Inspiration for night sky backgrounds.

This step is optional, as you might prefer to work from your imagination or memory, but following a photo can give you inspiration and ideas that you wouldn’t otherwise think of. Just Google “night sky,” or something similar, and browse the results until you find one you’d like to work from.

Step 3: Wet Your Paper with Water

watercolor supplies
Wet your watercolor paper.

If you’ve done some watercolor painting before, you might be aware that there are two main techniques: the wet on wet technique, and the wet on dry technique. For painting watercolor backgrounds, you’ll usually want to use the wet on wet technique, meaning that you’ll be painting with wet paint onto a wet surface. The colors bleed together more with this technique, so it’s better for covering larger areas of paper, but less suited to painting finer details or defined outlines (for that, use wet on dry).

Tape your paper down onto your work surface to prevent it from curling up when it’s wet. Wet a thick brush thoroughly with clean water and brush it all over the paper, making sure to wet every part of the paper.
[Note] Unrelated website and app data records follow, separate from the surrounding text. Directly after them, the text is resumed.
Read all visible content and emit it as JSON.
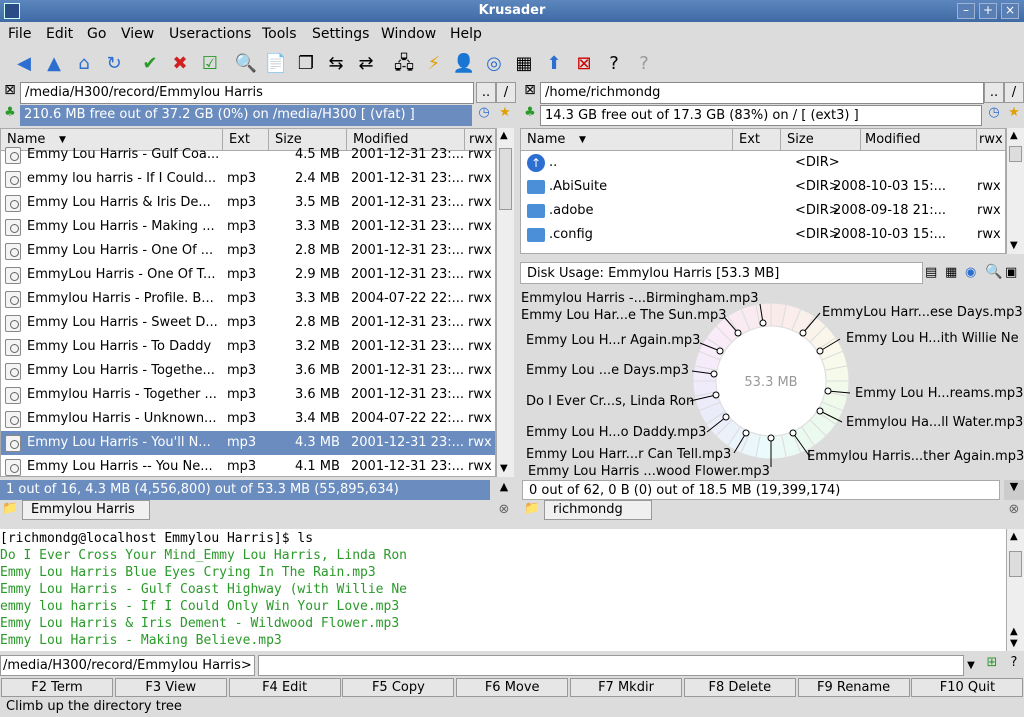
{
  "window": {
    "title": "Krusader"
  },
  "menu": [
    "File",
    "Edit",
    "Go",
    "View",
    "Useractions",
    "Tools",
    "Settings",
    "Window",
    "Help"
  ],
  "left": {
    "path": "/media/H300/record/Emmylou Harris",
    "free": "210.6 MB free out of 37.2 GB (0%) on /media/H300 [ (vfat) ]",
    "headers": {
      "name": "Name",
      "ext": "Ext",
      "size": "Size",
      "modified": "Modified",
      "rwx": "rwx"
    },
    "rows": [
      {
        "name": "Emmy Lou Harris - Gulf Coa...",
        "ext": "",
        "size": "4.5 MB",
        "modified": "2001-12-31 23:...",
        "rwx": "rwx"
      },
      {
        "name": "emmy lou harris - If I Could...",
        "ext": "mp3",
        "size": "2.4 MB",
        "modified": "2001-12-31 23:...",
        "rwx": "rwx"
      },
      {
        "name": "Emmy Lou Harris & Iris De...",
        "ext": "mp3",
        "size": "3.5 MB",
        "modified": "2001-12-31 23:...",
        "rwx": "rwx"
      },
      {
        "name": "Emmy Lou Harris - Making ...",
        "ext": "mp3",
        "size": "3.3 MB",
        "modified": "2001-12-31 23:...",
        "rwx": "rwx"
      },
      {
        "name": "Emmy Lou Harris - One Of ...",
        "ext": "mp3",
        "size": "2.8 MB",
        "modified": "2001-12-31 23:...",
        "rwx": "rwx"
      },
      {
        "name": "EmmyLou Harris - One Of T...",
        "ext": "mp3",
        "size": "2.9 MB",
        "modified": "2001-12-31 23:...",
        "rwx": "rwx"
      },
      {
        "name": "Emmylou Harris - Profile. B...",
        "ext": "mp3",
        "size": "3.3 MB",
        "modified": "2004-07-22 22:...",
        "rwx": "rwx"
      },
      {
        "name": "Emmy Lou Harris - Sweet D...",
        "ext": "mp3",
        "size": "2.8 MB",
        "modified": "2001-12-31 23:...",
        "rwx": "rwx"
      },
      {
        "name": "Emmy Lou Harris - To Daddy",
        "ext": "mp3",
        "size": "3.2 MB",
        "modified": "2001-12-31 23:...",
        "rwx": "rwx"
      },
      {
        "name": "Emmy Lou Harris - Togethe...",
        "ext": "mp3",
        "size": "3.6 MB",
        "modified": "2001-12-31 23:...",
        "rwx": "rwx"
      },
      {
        "name": "Emmylou Harris - Together ...",
        "ext": "mp3",
        "size": "3.6 MB",
        "modified": "2001-12-31 23:...",
        "rwx": "rwx"
      },
      {
        "name": "Emmylou Harris - Unknown...",
        "ext": "mp3",
        "size": "3.4 MB",
        "modified": "2004-07-22 22:...",
        "rwx": "rwx"
      },
      {
        "name": "Emmy Lou Harris -  You'll N...",
        "ext": "mp3",
        "size": "4.3 MB",
        "modified": "2001-12-31 23:...",
        "rwx": "rwx"
      },
      {
        "name": "Emmy Lou Harris -- You Ne...",
        "ext": "mp3",
        "size": "4.1 MB",
        "modified": "2001-12-31 23:...",
        "rwx": "rwx"
      }
    ],
    "status": "1 out of 16, 4.3 MB (4,556,800) out of 53.3 MB (55,895,634)",
    "tab": "Emmylou Harris"
  },
  "right": {
    "path": "/home/richmondg",
    "free": "14.3 GB free out of 17.3 GB (83%) on / [ (ext3) ]",
    "headers": {
      "name": "Name",
      "ext": "Ext",
      "size": "Size",
      "modified": "Modified",
      "rwx": "rwx"
    },
    "rows": [
      {
        "name": "..",
        "ext": "",
        "size": "<DIR>",
        "modified": "",
        "rwx": ""
      },
      {
        "name": ".AbiSuite",
        "ext": "",
        "size": "<DIR>",
        "modified": "2008-10-03 15:...",
        "rwx": "rwx"
      },
      {
        "name": ".adobe",
        "ext": "",
        "size": "<DIR>",
        "modified": "2008-09-18 21:...",
        "rwx": "rwx"
      },
      {
        "name": ".config",
        "ext": "",
        "size": "<DIR>",
        "modified": "2008-10-03 15:...",
        "rwx": "rwx"
      }
    ],
    "disk_usage": "Disk Usage: Emmylou Harris  [53.3 MB]",
    "pie_center": "53.3 MB",
    "pie_labels": [
      "Emmylou Harris -...Birmingham.mp3",
      "Emmy Lou Har...e The Sun.mp3",
      "Emmy Lou H...r Again.mp3",
      "Emmy Lou ...e Days.mp3",
      "Do I Ever Cr...s, Linda Ron",
      "Emmy Lou H...o Daddy.mp3",
      "Emmy Lou Harr...r Can Tell.mp3",
      "Emmy Lou Harris ...wood Flower.mp3",
      "EmmyLou Harr...ese Days.mp3",
      "Emmy Lou H...ith Willie Ne",
      "Emmy Lou H...reams.mp3",
      "Emmylou Ha...ll Water.mp3",
      "Emmylou Harris...ther Again.mp3"
    ],
    "status": "0 out of 62, 0 B (0) out of 18.5 MB (19,399,174)",
    "tab": "richmondg"
  },
  "terminal": {
    "lines": [
      {
        "text": "[richmondg@localhost Emmylou Harris]$ ls",
        "color": "#000000"
      },
      {
        "text": "Do I Ever Cross Your Mind_Emmy Lou Harris, Linda Ron",
        "color": "#2a9a2a"
      },
      {
        "text": "Emmy Lou Harris Blue Eyes Crying In The Rain.mp3",
        "color": "#2a9a2a"
      },
      {
        "text": "Emmy Lou Harris - Gulf Coast Highway (with Willie Ne",
        "color": "#2a9a2a"
      },
      {
        "text": "emmy lou harris - If I Could Only Win Your Love.mp3",
        "color": "#2a9a2a"
      },
      {
        "text": "Emmy Lou Harris & Iris Dement - Wildwood Flower.mp3",
        "color": "#2a9a2a"
      },
      {
        "text": "Emmy Lou Harris - Making Believe.mp3",
        "color": "#2a9a2a"
      }
    ]
  },
  "cmdline": {
    "prompt": "/media/H300/record/Emmylou Harris>",
    "value": ""
  },
  "fkeys": [
    "F2 Term",
    "F3 View",
    "F4 Edit",
    "F5 Copy",
    "F6 Move",
    "F7 Mkdir",
    "F8 Delete",
    "F9 Rename",
    "F10 Quit"
  ],
  "statusbar": "Climb up the directory tree",
  "small": {
    "up": "..",
    "root": "/"
  }
}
Step 4: Start with Your Lightest Paint Color

watercolor painting
Start painting with your lightest paint color.

Using your reference image as a guide, start painting with your lightest color, or colors. Dab it around to create a speckled or dappled effect, like clouds. Avoid sweeping the brush over the paper in long brush strokes, as this will give more of a stripy effect, which isn’t what you’re going for here. Continue until about half of the paper is covered.

Step 5: Add Darker Colors
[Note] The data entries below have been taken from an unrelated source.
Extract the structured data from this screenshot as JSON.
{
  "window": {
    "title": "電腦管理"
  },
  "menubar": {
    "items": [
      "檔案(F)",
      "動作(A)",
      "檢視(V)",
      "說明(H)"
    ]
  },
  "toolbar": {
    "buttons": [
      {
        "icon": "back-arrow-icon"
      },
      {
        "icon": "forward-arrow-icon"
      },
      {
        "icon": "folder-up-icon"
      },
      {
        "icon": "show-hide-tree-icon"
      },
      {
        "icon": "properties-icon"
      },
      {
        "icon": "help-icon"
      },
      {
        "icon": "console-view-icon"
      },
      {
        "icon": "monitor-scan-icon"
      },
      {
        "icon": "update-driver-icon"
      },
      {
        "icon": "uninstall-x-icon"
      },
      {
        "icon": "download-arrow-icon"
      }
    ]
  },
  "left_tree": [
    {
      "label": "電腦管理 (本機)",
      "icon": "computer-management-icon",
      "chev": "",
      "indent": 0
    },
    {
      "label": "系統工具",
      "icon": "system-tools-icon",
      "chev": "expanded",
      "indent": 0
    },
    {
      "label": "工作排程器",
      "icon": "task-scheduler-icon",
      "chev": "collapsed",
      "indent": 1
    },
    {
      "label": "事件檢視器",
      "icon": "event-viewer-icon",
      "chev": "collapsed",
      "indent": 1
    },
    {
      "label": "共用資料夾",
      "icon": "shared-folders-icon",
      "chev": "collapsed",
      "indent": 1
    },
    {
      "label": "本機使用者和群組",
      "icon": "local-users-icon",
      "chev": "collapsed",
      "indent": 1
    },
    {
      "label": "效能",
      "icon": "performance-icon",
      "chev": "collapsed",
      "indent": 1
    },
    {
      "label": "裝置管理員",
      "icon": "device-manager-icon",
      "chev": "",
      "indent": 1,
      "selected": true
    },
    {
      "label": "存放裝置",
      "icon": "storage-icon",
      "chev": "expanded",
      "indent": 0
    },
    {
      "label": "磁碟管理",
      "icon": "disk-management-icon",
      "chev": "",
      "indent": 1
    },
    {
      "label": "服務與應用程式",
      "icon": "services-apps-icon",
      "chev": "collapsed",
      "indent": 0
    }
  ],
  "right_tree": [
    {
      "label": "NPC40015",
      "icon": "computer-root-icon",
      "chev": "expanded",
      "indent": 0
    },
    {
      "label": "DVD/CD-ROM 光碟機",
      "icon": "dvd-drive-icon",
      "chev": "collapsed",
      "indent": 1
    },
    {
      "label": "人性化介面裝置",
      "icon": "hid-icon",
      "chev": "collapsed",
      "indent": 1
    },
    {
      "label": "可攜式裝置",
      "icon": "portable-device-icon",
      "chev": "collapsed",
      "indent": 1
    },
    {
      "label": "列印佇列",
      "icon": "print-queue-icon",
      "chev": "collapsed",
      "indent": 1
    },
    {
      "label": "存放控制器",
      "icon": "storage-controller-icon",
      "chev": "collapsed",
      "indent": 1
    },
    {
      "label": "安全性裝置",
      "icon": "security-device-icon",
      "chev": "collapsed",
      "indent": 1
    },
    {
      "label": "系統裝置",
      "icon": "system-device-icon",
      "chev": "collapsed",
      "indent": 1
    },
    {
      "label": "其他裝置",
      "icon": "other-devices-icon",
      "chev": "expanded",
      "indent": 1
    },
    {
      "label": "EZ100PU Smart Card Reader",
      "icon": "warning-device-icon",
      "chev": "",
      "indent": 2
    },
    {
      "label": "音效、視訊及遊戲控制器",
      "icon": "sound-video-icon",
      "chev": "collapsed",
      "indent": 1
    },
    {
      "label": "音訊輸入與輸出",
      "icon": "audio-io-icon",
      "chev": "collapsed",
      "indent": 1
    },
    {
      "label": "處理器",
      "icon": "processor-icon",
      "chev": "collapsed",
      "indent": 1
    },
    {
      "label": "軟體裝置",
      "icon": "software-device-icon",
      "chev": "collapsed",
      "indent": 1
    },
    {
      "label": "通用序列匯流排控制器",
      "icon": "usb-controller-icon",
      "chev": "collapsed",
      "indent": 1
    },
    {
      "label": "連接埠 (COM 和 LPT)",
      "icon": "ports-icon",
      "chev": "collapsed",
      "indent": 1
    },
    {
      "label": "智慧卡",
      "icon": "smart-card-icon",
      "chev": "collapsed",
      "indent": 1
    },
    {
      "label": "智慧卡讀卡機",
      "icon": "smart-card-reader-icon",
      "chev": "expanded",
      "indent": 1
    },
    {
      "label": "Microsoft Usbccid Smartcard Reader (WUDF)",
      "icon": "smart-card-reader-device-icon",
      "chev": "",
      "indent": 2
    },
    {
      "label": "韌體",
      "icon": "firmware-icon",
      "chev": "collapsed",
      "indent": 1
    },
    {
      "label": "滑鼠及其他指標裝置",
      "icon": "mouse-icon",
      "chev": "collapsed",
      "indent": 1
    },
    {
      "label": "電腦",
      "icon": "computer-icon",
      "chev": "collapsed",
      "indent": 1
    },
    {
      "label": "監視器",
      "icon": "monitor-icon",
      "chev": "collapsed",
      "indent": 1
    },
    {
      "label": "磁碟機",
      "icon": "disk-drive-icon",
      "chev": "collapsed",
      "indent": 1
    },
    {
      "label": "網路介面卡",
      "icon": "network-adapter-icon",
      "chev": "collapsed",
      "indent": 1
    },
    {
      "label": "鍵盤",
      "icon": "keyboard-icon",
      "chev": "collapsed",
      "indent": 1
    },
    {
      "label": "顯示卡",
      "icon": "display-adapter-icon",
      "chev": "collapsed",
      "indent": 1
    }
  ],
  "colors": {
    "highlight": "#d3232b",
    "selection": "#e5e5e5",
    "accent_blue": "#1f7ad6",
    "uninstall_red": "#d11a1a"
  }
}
painting
Add darker colors next.

Using the same dabbing technique as above, continue painting with some darker colors. Make sure the colors blend together well and that there’s no clear boundary lines between the different colors by adding more clean water to the paper.
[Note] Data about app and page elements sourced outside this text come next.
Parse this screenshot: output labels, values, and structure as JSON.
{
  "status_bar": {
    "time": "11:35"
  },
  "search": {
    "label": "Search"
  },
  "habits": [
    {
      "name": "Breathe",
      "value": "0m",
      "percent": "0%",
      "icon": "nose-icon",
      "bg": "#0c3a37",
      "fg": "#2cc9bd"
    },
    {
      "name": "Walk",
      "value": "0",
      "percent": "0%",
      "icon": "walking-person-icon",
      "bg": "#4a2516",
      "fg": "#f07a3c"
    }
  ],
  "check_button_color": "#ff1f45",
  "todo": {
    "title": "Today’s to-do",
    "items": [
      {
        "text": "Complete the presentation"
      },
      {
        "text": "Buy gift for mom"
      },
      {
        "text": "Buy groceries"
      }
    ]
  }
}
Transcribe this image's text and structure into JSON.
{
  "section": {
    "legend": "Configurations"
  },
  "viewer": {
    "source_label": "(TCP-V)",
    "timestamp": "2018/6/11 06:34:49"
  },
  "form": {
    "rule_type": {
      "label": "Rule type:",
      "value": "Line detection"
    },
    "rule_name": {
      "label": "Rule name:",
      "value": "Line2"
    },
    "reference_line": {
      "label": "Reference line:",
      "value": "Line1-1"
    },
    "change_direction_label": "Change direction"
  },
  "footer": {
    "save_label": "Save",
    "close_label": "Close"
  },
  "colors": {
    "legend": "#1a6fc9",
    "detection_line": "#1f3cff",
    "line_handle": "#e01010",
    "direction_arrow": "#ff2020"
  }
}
Watercolors tend to lighten as they dry, so this background will be painted in two layers. Leave your paper for a few minutes to dry—it’s OK if the paper remains damp, but you don’t want large wet puddles of a particular color. Then, go back over the light and medium colors in the same areas to intensify the depth of color.

Step 6: Add the Darkest Colors

painting
Paint the darker colors in.

Next, you’ll add the darker paint colors. Make sure there are no hard edges between the shades here, too, by blending with clean water. Let dry again and repeat with a second layer to intensify the colors.

Step 7: Add Details

painting
Painting in silhouette details.

Although it’s not fully the job of the watercolor background to be too detailed (that’s what the foreground or main act is for), you might want to add a few small touches. In the case of a night sky, including silhouettes of trees or mountains can make a good base; pinpricks of light from stars also give a nice effect. The wet-on-dry painting technique would be best here, so there’s no need to re-wet your paper.

Step 8: Use the Finished Product as a Background

painting with trees
The finished night sky background.

You might end up loving your results and not wanting to paint over it—and that’s perfectly fine! But if you’d like your project to be the background rather than the full work of art, simply add your inspirational quote or other foreground-level subjects once the background is fully dry.

More Background Inspiration

A night sky won’t always be the look you’re going for, but you can use the same general technique above for other backgrounds—just change the colors to suit your tastes and the needs of the project.  

watercolor painting of sunset
Be imaginative with your colors.
space
A black sky background doesn’t have to be boring.
watercolor words
Wise words against a pretty watercolor background.
abstract pink watercolor
An abstract paisley background by Skillshare student Ronit Ziv.
green and blue watercolor
An ethereal background by Ronit Ziv.
gray watercolor
A simple background ready for hand lettering by Skillshare student Kelsey Eason.

Don’t Fade into the Background

Live Encore: Painting Dark Watercolor Backgrounds